Serpentine Fruit Wall in Scotland

Dear Kris,

I thought that you might be interested in the two photos that I attach and which were inspired by your 2015 article on Fruit walls.

Living outside Dunblane in central Scotland, I have long wanted to be able to grow fruits, such as grapes, figs and perhaps peaches, that would not normally be successful here so a lean-to greenhouse seemed the only solution. However, as I would be erecting the greenhouse in an open  field the wall had constructed as well. Some years ago I visited the  walled garden at Meggich Castle, some 50km north-east of here, and saw various old apple and especially pear trees growing in the much neglected walled garden there (I believe that they have started on a scheme to plant new fruit trees from the old stock). However, reproducing such a walled garden, about 100 m square with walls 5 m tall, was an impossible (and impossibly expensive) task, so I looked online and found your article.

I was much taken with the photo in the article of a serpentine wall in the Netherlands, and so decided to copy the idea, and you can see the result in  my photos. The wall is 30 m in length and averages 3 m in height (it has to be stepped because of the slope in the field) and tapers from 40 cm thick at the base to 30 cm at the top. It is made from local stone, a form of red sandstone, some of which I lifted from the field when it was ploughed many years ago, and the rest from an old building in a nearby village. The building was a former smiddy (the Scots term; it is smithy in England) and you can see in the second photo two metal rings embedded in the stone of the nearest column which I believe would have been used to tie up horses when they were having new shoes fitted. I hasten to add that it was two local stonemasons that I employed for the construction, and not me!

I am now waiting for some paving slabs to be laid around the greenhouse and then I need to buy some trees. I already have five apple trees in my garden which usually do quite well though this year late frosts meant only the last two to come into blossom yielded any fruit; plums have not been successful and I have replaced them with pears. I hope that the new wall will provide enough shelter to grow quince and mulberry, amongst others.

I have recently come across others locally who have successfully grown grapes and one with a large conservatory with a vine on the south side and a peach on the north, both some 30 years old. This last I saw in the spring as part of the Scotland’s Gardens Scheme where people open up their gardens to the public, with the entrance fees going to charity. Usually they are just the gardens of the wealthy, but sometimes several residents of a village will all open their small gardens on the one day.

It is surprising how many walled gardens remain in the UK; they were originally used to grow fruit and vegetables to feed the owners of large houses and their staff, but after the First World War, when staff shortages became common (many having been killed in the war), the gardens often fell into disrepair. However, over the past few years many are being restored and used as intended. This is no doubt helped by the gardening programs on UK TV, especially as some of the presenters have acquired walled gardens themselves from where they present their programs.

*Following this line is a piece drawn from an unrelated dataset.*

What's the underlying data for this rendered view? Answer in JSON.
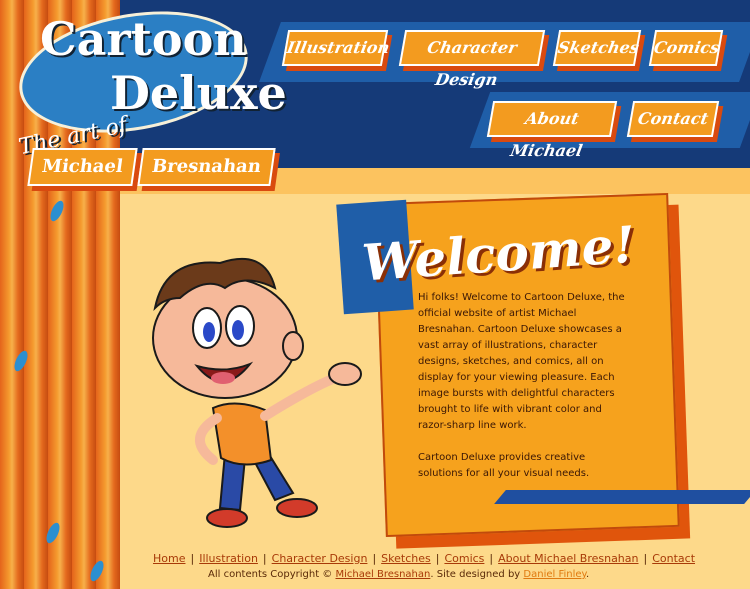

Once again, thank you for your article and indeed for your splendid website.

John Sanz